Jointly organized by Dokumentationzentrum NS-Zwangsarbeit Berlin-Schöneweide, the Public History project aims to study and put into practice the ways in which a phenomenon of the World War II period known as “forced labor” can be represented in the public realm that goes beyond the single nation paradigm of Germany or Korea. The project seeks to provide a forum for young educators from both countries to exchange ideas on teaching methods and practices and learn forced labor in a historical context from a transnational perspective. Under this project, a seminar was held in Berlin from August 14 to 20, 2016. Another seminar is slated to take place in April 2017.
Area of Scholarship: Rescue forced labor of the 20 century––forced labor in Nazi Germany and in Southeast Asia––from the single nation paradigm and consider it from a transnational perspective.
Area of Education: From the perspective of public history, reinterpret how history and past events are understood in the domain of everyday life, the dichotomy between perpetrators and victims, the way in which historical materials are shown to the public, and the historical prejudices resulting from the single nation perspective.

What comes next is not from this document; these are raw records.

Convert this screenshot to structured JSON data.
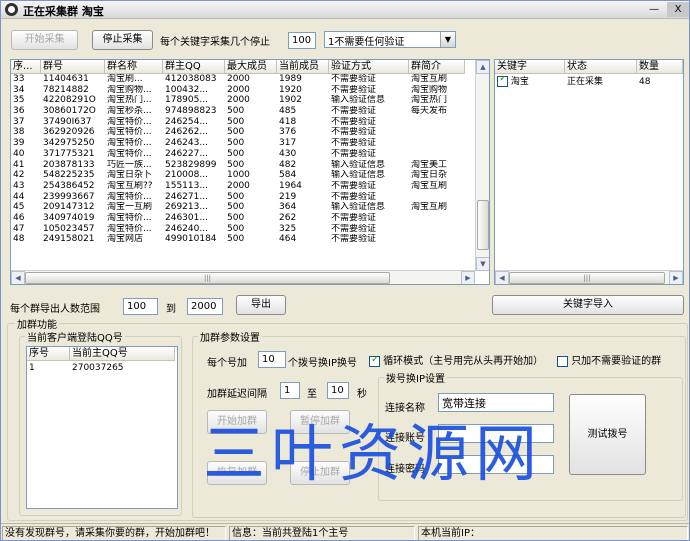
{
  "window": {
    "title": "正在采集群 淘宝",
    "minimize": "—",
    "close": "X"
  },
  "toolbar": {
    "start_label": "开始采集",
    "stop_label": "停止采集",
    "per_keyword_label": "每个关键字采集几个停止",
    "per_keyword_value": "100",
    "verify_select": "1不需要任何验证"
  },
  "group_table": {
    "columns": [
      "序...",
      "群号",
      "群名称",
      "群主QQ",
      "最大成员",
      "当前成员",
      "验证方式",
      "群简介"
    ],
    "rows": [
      [
        "33",
        "11404631",
        "淘宝刷...",
        "412038083",
        "2000",
        "1989",
        "不需要验证",
        "淘宝互刷"
      ],
      [
        "34",
        "78214882",
        "淘宝购物...",
        "100432...",
        "2000",
        "1920",
        "不需要验证",
        "淘宝购物"
      ],
      [
        "35",
        "42208291O",
        "淘宝热门...",
        "178905...",
        "2000",
        "1902",
        "输入验证信息",
        "淘宝热门"
      ],
      [
        "36",
        "30860172O",
        "淘宝秒杀...",
        "974898823",
        "500",
        "485",
        "不需要验证",
        "每天发布"
      ],
      [
        "37",
        "37490I637",
        "淘宝特价...",
        "246254...",
        "500",
        "418",
        "不需要验证",
        ""
      ],
      [
        "38",
        "362920926",
        "淘宝特价...",
        "246262...",
        "500",
        "376",
        "不需要验证",
        ""
      ],
      [
        "39",
        "342975250",
        "淘宝特价...",
        "246243...",
        "500",
        "317",
        "不需要验证",
        ""
      ],
      [
        "40",
        "371775321",
        "淘宝特价...",
        "246227...",
        "500",
        "430",
        "不需要验证",
        ""
      ],
      [
        "41",
        "203878133",
        "巧匠一族...",
        "523829899",
        "500",
        "482",
        "输入验证信息",
        "淘宝美工"
      ],
      [
        "42",
        "548225235",
        "淘宝日杂卜",
        "210008...",
        "1000",
        "584",
        "输入验证信息",
        "淘宝日杂"
      ],
      [
        "43",
        "254386452",
        "淘宝互刷??",
        "155113...",
        "2000",
        "1964",
        "不需要验证",
        "淘宝互刷"
      ],
      [
        "44",
        "239993667",
        "淘宝特价...",
        "246271...",
        "500",
        "219",
        "不需要验证",
        ""
      ],
      [
        "45",
        "209147312",
        "淘宝一互刷",
        "269213...",
        "500",
        "364",
        "输入验证信息",
        "淘宝互刷"
      ],
      [
        "46",
        "340974019",
        "淘宝特价...",
        "246301...",
        "500",
        "262",
        "不需要验证",
        ""
      ],
      [
        "47",
        "105023457",
        "淘宝特价...",
        "246240...",
        "500",
        "325",
        "不需要验证",
        ""
      ],
      [
        "48",
        "249158021",
        "淘宝网店",
        "499010184",
        "500",
        "464",
        "不需要验证",
        ""
      ]
    ]
  },
  "keyword_table": {
    "columns": [
      "关键字",
      "状态",
      "数量"
    ],
    "rows": [
      {
        "keyword": "淘宝",
        "status": "正在采集",
        "count": "48"
      }
    ]
  },
  "export": {
    "range_label": "每个群导出人数范围",
    "from_value": "100",
    "to_label": "到",
    "to_value": "2000",
    "export_label": "导出",
    "import_label": "关键字导入"
  },
  "add_group": {
    "title": "加群功能",
    "client_group_title": "当前客户端登陆QQ号",
    "client_columns": [
      "序号",
      "当前主QQ号"
    ],
    "client_rows": [
      [
        "1",
        "270037265"
      ]
    ],
    "params_title": "加群参数设置",
    "per_qq_label": "每个号加",
    "per_qq_value": "10",
    "per_qq_suffix": "个拨号换IP换号",
    "loop_label": "循环模式（主号用完从头再开始加）",
    "only_no_verify_label": "只加不需要验证的群",
    "delay_label": "加群延迟间隔",
    "delay_from": "1",
    "delay_to_label": "至",
    "delay_to": "10",
    "delay_unit": "秒",
    "start_label": "开始加群",
    "pause_label": "暂停加群",
    "resume_label": "恢复加群",
    "stop_label": "停止加群",
    "dial_title": "拨号换IP设置",
    "conn_name_label": "连接名称",
    "conn_name_value": "宽带连接",
    "conn_account_label": "连接账号",
    "conn_password_label": "连接密码",
    "test_dial_label": "测试拨号"
  },
  "watermark": "三叶资源网",
  "statusbar": {
    "message": "没有发现群号，请采集你要的群，开始加群吧！",
    "info": "信息：当前共登陆1个主号",
    "ip": "本机当前IP："
  }
}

In its effort to promote and amplify the role of multiplikators in the field of Public History, CGSI has organized and hosted educational programs and workshops:
Memories without Borders, a joint workshop with the Word and Bow Academy, invites multiplikators in different professional fields who broaden and proliferate public history, including but not limited to—teachers, editors, cultural content providers, writers, and cartoonists, to further expand their practice as memory activists. The workshop group will consist of 15 or more working professionals from diverse backgrounds.
Conflicting Memories of the War and Occupation is a 5-day workshop program co-organized by the Centre for Oral History at Taras Shevchenko National University of Kyiv, Critical Global Studies Institute at Sogang University, Memorial Sites Gestapokeller and Augustaschacht of Osnabrück, and Memorial and Museum Sachsenhausen of Oranienburg. This annual workshop was launched in Ukraine with the aim of creating a space of exchange and networking for junior educators, memory activists, and researchers from Europe and Asia. The workshop serves as a platform for the participants to share educational methods and expand their discussion beyond national borders to facilitate future collaboration in the field of Public History.
Co-hosted by the Korea Foundation and the Critical Global Studies Institute at Sogang University, Unwelcome Neighbors: Portraits of “Gypsy” Victims of the Holocaust and Others was on view at the KF Gallery from January 24th to February 28th, 2019. The exhibition was designed to show the portraits of Roma and Sinti victims of the Holocaust to commemorate Holocaust Remembrance Day in Korea. It was the first time outside Europe to exhibit the portraits, provided by courtesy of the Liverpool University Library.